TRY IT: Your job is to return each record exactly, minus any pictures.

____ THE INPUT

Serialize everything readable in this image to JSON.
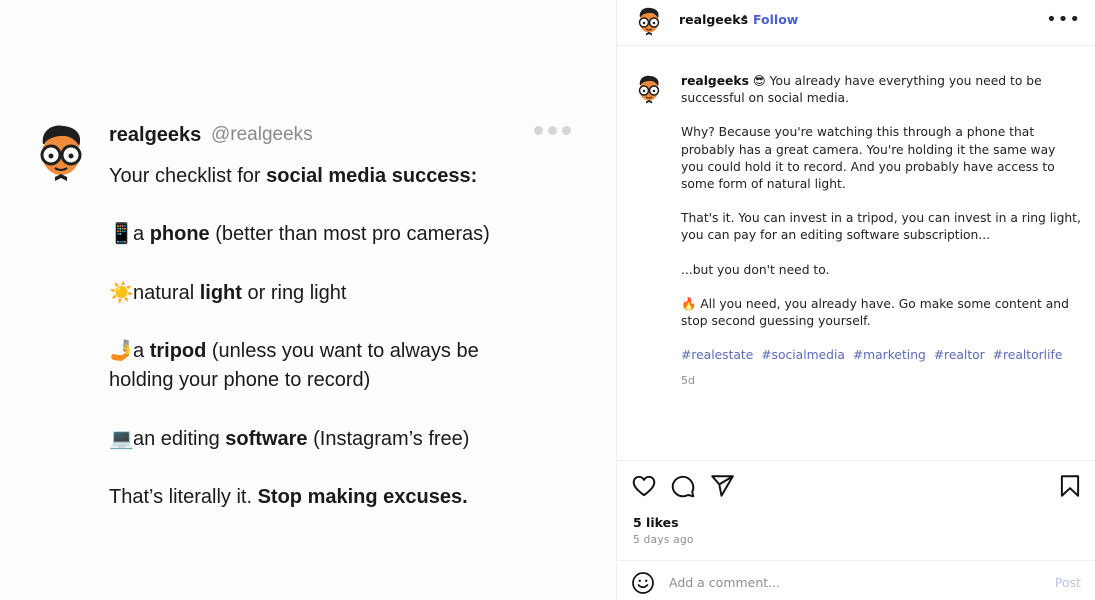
{
  "image_post": {
    "name": "realgeeks",
    "handle": "@realgeeks",
    "headline_prefix": "Your checklist for ",
    "headline_bold": "social media success:",
    "items": [
      {
        "emoji": "📱",
        "pre": "a ",
        "bold": "phone",
        "post": " (better than most pro cameras)"
      },
      {
        "emoji": "☀️",
        "pre": "natural ",
        "bold": "light",
        "post": " or ring light"
      },
      {
        "emoji": "🤳",
        "pre": "a ",
        "bold": "tripod",
        "post": " (unless you want to always be",
        "post2": "holding your phone to record)"
      },
      {
        "emoji": "💻",
        "pre": "an editing ",
        "bold": "software",
        "post": " (Instagram’s free)"
      }
    ],
    "closing_pre": "That’s literally it. ",
    "closing_bold": "Stop making excuses."
  },
  "header": {
    "username": "realgeeks",
    "separator": "•",
    "follow_label": "Follow",
    "more_label": "•••"
  },
  "caption": {
    "username": "realgeeks",
    "emoji": "😎",
    "p1": "You already have everything you need to be successful on social media.",
    "p2": "Why? Because you're watching this through a phone that probably has a great camera. You're holding it the same way you could hold it to record. And you probably have access to some form of natural light.",
    "p3": "That's it. You can invest in a tripod, you can invest in a ring light, you can pay for an editing software subscription...",
    "p4": "...but you don't need to.",
    "p5_emoji": "🔥",
    "p5": "All you need, you already have. Go make some content and stop second guessing yourself.",
    "hashtags": [
      "#realestate",
      "#socialmedia",
      "#marketing",
      "#realtor",
      "#realtorlife"
    ],
    "time": "5d"
  },
  "engagement": {
    "likes": "5 likes",
    "posted_ago": "5 days ago"
  },
  "comment": {
    "placeholder": "Add a comment...",
    "post_label": "Post"
  },
  "icons": [
    "heart-icon",
    "comment-icon",
    "share-icon",
    "bookmark-icon",
    "emoji-icon",
    "more-icon"
  ],
  "colors": {
    "follow": "#4a5fd0",
    "hashtag": "#5b6ab8",
    "post_disabled": "#b8c4e6"
  }
}
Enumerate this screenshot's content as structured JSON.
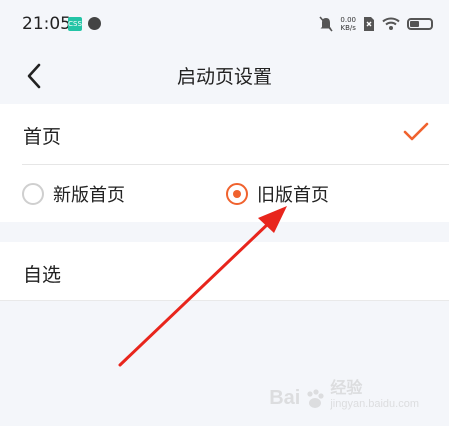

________

RESPONSE FOR THIS EXERCISE:
Serialize everything readable in this image to JSON.
{
  "image_post": {
    "name": "realgeeks",
    "handle": "@realgeeks",
    "headline_prefix": "Your checklist for ",
    "headline_bold": "social media success:",
    "items": [
      {
        "emoji": "📱",
        "pre": "a ",
        "bold": "phone",
        "post": " (better than most pro cameras)"
      },
      {
        "emoji": "☀️",
        "pre": "natural ",
        "bold": "light",
        "post": " or ring light"
      },
      {
        "emoji": "🤳",
        "pre": "a ",
        "bold": "tripod",
        "post": " (unless you want to always be",
        "post2": "holding your phone to record)"
      },
      {
        "emoji": "💻",
        "pre": "an editing ",
        "bold": "software",
        "post": " (Instagram’s free)"
      }
    ],
    "closing_pre": "That’s literally it. ",
    "closing_bold": "Stop making excuses."
  },
  "header": {
    "username": "realgeeks",
    "separator": "•",
    "follow_label": "Follow",
    "more_label": "•••"
  },
  "caption": {
    "username": "realgeeks",
    "emoji": "😎",
    "p1": "You already have everything you need to be successful on social media.",
    "p2": "Why? Because you're watching this through a phone that probably has a great camera. You're holding it the same way you could hold it to record. And you probably have access to some form of natural light.",
    "p3": "That's it. You can invest in a tripod, you can invest in a ring light, you can pay for an editing software subscription...",
    "p4": "...but you don't need to.",
    "p5_emoji": "🔥",
    "p5": "All you need, you already have. Go make some content and stop second guessing yourself.",
    "hashtags": [
      "#realestate",
      "#socialmedia",
      "#marketing",
      "#realtor",
      "#realtorlife"
    ],
    "time": "5d"
  },
  "engagement": {
    "likes": "5 likes",
    "posted_ago": "5 days ago"
  },
  "comment": {
    "placeholder": "Add a comment...",
    "post_label": "Post"
  },
  "icons": [
    "heart-icon",
    "comment-icon",
    "share-icon",
    "bookmark-icon",
    "emoji-icon",
    "more-icon"
  ],
  "colors": {
    "follow": "#4a5fd0",
    "hashtag": "#5b6ab8",
    "post_disabled": "#b8c4e6"
  }
}
Enumerate this screenshot's content as structured JSON.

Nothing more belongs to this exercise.